The need arose to replace the cannon, originally used in defending Confederate Eastern North Carolina, because its wooden carriage was rotting due to coastal winds and sea spray.

The latest version on the site has been there for probably eight years, Pate said.

"They say it will only last eight to 10 years or so. What's down there is wood and steel. We're using all aluminum construction, so we're hoping it will last longer, maybe 20-plus years.

"Obviously you don't know with salt air, it's hard to predict. But by welding aluminum construction, it's going to hold up better."

Students studied 1840s-era drawings of the original carriage and worked to adapt them to today's technology.

"The engineering and drafting students here went through those and we tried to draw some to keep them as close as we could to the original," Pate said.

The carriage and chassis were created out of rectangular aluminum tubing. The 5,200-pound barrel that the pieces hold was poured at a foundry in Maryland, Pate said.

"It's a true live-firing barrel," he noted.

Officials said the version will not just be for display. It will also be fired during park events and is capable of firing a blank powder charge of five pounds.

The cannon made its first public appearance locally last weekend at the Goldsboro Jaycees and Pikeville Christmas parades. It was also incorporated into an event at Goldsborough Bridge Battlefield on Saturday and is currently on display between the Wayne Learning Center and Dogwood Building on the front of the WCC campus.

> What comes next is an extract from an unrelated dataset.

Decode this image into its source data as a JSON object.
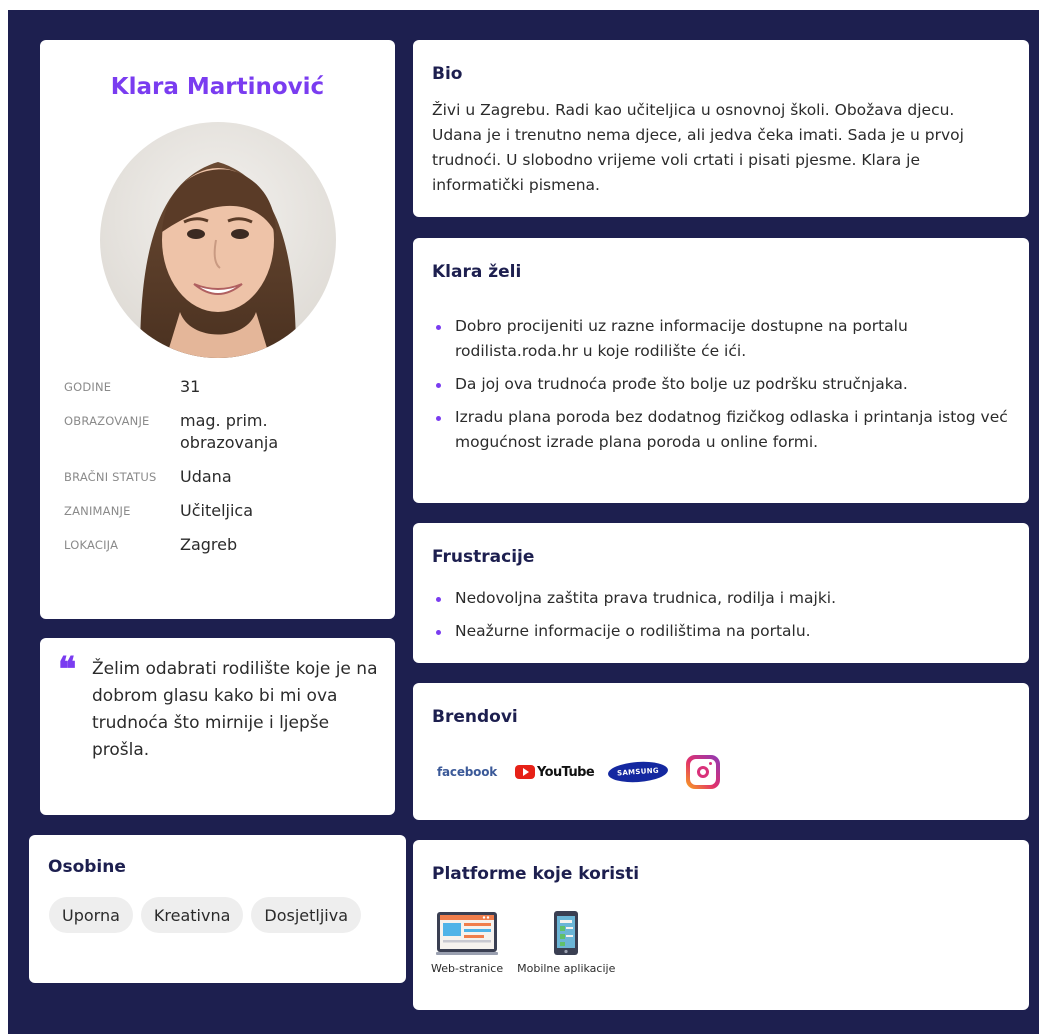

On Wednesday morning, it will be transported to Fort Macon, where it will become a permanent exhibit. In mid-January, there will be a dedication ceremony and unveiling of a plaque engraved with "Designed and Fabricated by Wayne Community College."

Before its departure Wednesday, the public is invited to assemble at 8 a.m. to enjoy doughnuts and coffee and learn about the 18-month efforts from WCC and N.C. Division of Parks and Recreation personnel.

The project reportedly saved the N.C. Division of Parks and Recreation an estimated $20,000.

At times along the way, though, there were challenges unique to having it constructed on a community college campus.

"We knew it was a year-plus (project), but being a college, students graduate, you hope to have enough students come in to finish the project," he said. "In the last six months, we have just been putting the final touches on it."

While admittedly "very relieved" that the cannon is complete, Pate said it is a proud accomplishment for students and staff.

"It gives them a real-life manufacturing experience," he said. "It's really given the students of Wayne Community a good sense of teamwork, working together with other departments, working together with other people.

"That's some of the satisfaction that I have seen, the departments coming together and working together, the students getting some self-satisfaction, taking pride in their work."